“The Chukchansi tribal people live in the mountains here. It’s a win-win situation for us and for Madera County,” said Dustin Graham, chairman of the tribal council.

Graham said the one-time contribution came out of talks with the Madera County supervisors. The tribe and Madera County worked together through an advisory committee to determine this award.

Thursday, June 7, 2007 - 12:19pm

Three days a week, before the sun rises, Mary Lou Johnson quietly makes her way across the Community Regional Medical Center campus to a place that holds both painful and precious memories.

On her way to Community Regional’s oncology unit, Mary Lou stops to feed the stray cats in a nearby alley, then makes her way up to the 7th floor, saying hello to the staff members who have come to know and love this woman who has devoted so much of her time to their patients.

Friday, May 18, 2007 - 12:26pm

The scar remains. It’s deep brownish red color spans from the middle of Brian Nieto’s chest through his bellybutton and down to his waist line, creating an almost symmetrical division of his upper body. Several more marks and scars are visible where the bullets pierced his flesh and where he was later stapled and sewn back together.

It’s all a reminder of the July 31 night the Fresno police officer was shot three times while attempting to make a traffic stop on his motorcycle in central Fresno.

Tuesday, May 1, 2007 - 12:43pm

Care providers at Community Medical Centers didn’t do anything out of the ordinary for Maria Rodriguez – she just felt like she was getting special treatment during her high-risk pregnancy.

That’s the idea, making extraordinary ordinary.

And it’s what impressed Rodriguez about her four-week stay in the high-risk antepartum unit at Community Regional Medical Center.

Monday, April 23, 2007 - 12:26pm

Better high-tech scanning and having a cardiac surgery team and operating room just steps away rather than miles away, made a life and death difference for a man who had his heart punctured, liver torn and five ribs broken early April 17.
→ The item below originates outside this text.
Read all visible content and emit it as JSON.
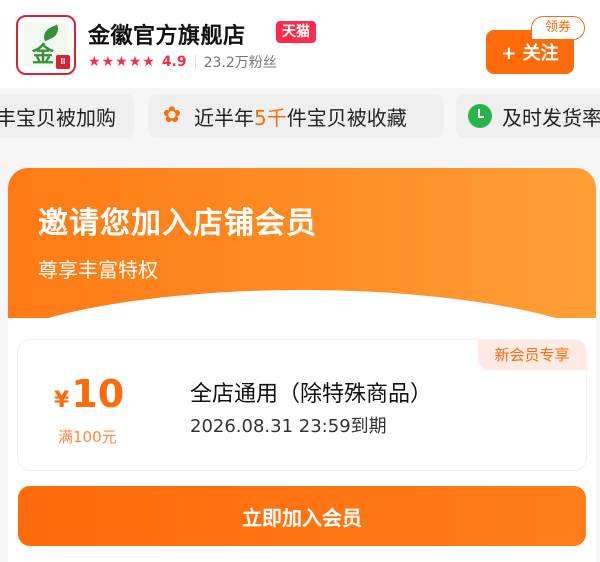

The car crash victim was the first trauma patient flown into Community Regional Medical Center just hours after the Level 1 trauma designation and trauma staff moved over from University Medical Center to the newly opened Table Mountain Rancheria Trauma Center.